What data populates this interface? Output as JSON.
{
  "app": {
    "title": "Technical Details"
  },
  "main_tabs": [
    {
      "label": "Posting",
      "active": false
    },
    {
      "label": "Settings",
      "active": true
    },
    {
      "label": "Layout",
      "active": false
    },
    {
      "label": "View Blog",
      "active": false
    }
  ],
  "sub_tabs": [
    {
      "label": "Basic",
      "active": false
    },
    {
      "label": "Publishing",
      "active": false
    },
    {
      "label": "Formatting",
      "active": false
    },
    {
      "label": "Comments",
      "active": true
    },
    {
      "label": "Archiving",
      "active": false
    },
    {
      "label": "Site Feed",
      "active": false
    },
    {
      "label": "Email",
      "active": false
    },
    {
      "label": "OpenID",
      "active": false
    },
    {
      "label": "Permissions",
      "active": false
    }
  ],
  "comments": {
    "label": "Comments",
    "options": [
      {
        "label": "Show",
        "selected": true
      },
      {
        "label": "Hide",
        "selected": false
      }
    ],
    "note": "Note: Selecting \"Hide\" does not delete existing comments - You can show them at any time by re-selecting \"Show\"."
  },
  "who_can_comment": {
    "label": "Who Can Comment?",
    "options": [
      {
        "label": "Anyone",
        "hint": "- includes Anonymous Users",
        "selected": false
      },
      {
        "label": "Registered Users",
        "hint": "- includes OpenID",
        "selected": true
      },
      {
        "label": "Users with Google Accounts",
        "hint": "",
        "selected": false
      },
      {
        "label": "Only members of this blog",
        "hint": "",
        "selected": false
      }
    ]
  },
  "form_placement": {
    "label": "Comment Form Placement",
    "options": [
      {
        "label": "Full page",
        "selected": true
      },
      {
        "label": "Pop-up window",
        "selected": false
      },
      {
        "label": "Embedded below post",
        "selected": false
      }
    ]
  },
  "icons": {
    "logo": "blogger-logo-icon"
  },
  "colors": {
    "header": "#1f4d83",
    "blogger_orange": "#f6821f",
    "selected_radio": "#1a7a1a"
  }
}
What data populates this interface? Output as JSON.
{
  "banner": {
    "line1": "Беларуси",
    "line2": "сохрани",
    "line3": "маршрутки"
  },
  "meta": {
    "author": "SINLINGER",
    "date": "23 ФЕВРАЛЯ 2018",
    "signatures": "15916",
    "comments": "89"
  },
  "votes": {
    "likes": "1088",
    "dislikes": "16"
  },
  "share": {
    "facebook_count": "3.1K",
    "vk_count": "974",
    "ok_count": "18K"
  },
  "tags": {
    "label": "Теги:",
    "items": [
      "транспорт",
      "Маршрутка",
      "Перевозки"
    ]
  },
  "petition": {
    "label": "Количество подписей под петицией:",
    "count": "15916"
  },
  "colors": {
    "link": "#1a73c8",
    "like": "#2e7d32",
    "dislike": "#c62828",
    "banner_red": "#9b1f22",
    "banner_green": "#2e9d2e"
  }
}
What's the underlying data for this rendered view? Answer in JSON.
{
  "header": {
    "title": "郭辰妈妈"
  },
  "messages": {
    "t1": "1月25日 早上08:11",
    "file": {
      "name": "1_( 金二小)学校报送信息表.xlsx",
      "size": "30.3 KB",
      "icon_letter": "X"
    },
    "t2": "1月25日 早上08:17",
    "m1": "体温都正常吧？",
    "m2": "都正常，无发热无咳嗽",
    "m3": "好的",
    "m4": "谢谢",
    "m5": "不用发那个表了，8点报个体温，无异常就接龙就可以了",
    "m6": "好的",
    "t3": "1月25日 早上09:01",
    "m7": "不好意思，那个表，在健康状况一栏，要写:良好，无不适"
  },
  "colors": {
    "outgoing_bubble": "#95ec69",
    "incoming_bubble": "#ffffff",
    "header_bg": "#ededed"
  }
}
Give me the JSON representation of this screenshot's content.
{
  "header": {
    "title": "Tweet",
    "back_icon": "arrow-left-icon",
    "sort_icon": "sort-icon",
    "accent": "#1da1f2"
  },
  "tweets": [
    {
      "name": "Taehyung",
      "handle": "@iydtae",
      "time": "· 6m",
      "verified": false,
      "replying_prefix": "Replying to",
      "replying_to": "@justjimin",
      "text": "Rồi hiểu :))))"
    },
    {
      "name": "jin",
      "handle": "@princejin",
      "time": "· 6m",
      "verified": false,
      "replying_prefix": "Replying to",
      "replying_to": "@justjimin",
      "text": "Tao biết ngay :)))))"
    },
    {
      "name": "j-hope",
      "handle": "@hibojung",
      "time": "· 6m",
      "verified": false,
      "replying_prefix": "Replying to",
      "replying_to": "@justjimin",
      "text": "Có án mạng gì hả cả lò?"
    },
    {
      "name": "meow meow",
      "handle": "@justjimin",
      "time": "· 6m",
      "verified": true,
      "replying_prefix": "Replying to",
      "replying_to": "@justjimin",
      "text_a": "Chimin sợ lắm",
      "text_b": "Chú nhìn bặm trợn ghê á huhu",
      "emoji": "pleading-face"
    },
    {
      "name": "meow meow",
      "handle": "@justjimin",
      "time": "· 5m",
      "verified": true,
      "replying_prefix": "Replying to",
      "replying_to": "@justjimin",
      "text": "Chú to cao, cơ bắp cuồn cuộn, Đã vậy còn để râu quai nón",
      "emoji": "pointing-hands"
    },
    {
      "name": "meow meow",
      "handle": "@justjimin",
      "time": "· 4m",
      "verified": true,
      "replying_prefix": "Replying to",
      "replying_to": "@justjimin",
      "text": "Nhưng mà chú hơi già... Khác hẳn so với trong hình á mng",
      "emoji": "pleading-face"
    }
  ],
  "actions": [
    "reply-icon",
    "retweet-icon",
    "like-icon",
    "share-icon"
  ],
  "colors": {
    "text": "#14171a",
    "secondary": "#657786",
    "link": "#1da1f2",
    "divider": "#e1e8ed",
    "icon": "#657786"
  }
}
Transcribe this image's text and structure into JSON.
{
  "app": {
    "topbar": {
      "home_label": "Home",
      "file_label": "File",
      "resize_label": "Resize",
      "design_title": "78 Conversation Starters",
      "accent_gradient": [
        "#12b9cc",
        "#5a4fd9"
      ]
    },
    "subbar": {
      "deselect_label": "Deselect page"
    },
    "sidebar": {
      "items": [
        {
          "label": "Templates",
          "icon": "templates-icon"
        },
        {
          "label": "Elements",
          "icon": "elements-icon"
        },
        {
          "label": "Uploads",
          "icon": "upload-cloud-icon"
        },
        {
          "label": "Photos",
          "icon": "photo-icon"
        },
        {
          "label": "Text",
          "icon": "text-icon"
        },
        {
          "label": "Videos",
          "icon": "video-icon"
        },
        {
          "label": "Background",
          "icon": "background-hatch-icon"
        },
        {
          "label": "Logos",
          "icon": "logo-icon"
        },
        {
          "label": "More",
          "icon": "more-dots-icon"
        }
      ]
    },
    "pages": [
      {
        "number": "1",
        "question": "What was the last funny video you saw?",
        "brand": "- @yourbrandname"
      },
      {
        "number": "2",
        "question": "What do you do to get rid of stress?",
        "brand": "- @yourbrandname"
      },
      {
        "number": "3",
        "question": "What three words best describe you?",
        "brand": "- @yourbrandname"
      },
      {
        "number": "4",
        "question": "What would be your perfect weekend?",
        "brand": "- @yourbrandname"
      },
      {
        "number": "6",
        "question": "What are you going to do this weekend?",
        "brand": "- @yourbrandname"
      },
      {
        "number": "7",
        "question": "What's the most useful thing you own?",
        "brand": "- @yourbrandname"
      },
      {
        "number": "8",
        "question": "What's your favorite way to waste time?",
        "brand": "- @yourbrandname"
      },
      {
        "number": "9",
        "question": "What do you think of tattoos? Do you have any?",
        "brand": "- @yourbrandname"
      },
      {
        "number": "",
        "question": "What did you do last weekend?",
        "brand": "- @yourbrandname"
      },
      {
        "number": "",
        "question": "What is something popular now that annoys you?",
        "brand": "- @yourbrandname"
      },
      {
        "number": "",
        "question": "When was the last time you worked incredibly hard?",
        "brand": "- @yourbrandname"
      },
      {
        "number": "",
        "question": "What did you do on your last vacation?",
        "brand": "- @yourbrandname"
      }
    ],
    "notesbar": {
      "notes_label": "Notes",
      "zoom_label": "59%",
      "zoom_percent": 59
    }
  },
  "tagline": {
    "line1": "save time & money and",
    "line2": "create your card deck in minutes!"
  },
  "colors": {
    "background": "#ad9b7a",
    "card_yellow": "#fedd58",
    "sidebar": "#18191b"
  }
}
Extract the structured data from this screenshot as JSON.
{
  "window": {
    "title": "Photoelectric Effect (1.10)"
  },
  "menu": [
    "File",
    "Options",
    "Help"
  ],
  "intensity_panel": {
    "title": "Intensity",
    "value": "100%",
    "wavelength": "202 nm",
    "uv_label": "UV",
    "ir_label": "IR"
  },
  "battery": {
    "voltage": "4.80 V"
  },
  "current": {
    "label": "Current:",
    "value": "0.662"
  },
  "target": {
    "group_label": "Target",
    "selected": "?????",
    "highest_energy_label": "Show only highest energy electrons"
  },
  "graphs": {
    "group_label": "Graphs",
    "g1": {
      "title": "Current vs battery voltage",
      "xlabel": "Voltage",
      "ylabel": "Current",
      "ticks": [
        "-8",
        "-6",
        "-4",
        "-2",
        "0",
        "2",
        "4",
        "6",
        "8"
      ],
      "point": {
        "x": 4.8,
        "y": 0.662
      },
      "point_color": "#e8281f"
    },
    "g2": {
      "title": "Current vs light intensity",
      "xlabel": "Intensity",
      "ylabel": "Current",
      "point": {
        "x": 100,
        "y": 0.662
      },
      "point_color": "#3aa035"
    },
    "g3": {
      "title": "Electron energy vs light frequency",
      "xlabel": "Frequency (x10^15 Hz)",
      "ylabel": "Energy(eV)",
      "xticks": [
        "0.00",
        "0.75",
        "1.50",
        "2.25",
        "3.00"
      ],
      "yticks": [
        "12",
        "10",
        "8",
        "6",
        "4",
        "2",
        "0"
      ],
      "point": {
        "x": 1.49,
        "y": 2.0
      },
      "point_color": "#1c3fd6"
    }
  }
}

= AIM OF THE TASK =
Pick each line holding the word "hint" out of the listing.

= RESPONSE =
        "hint": "- includes Anonymous Users",
        "hint": "- includes OpenID",
        "hint": "",
        "hint": "",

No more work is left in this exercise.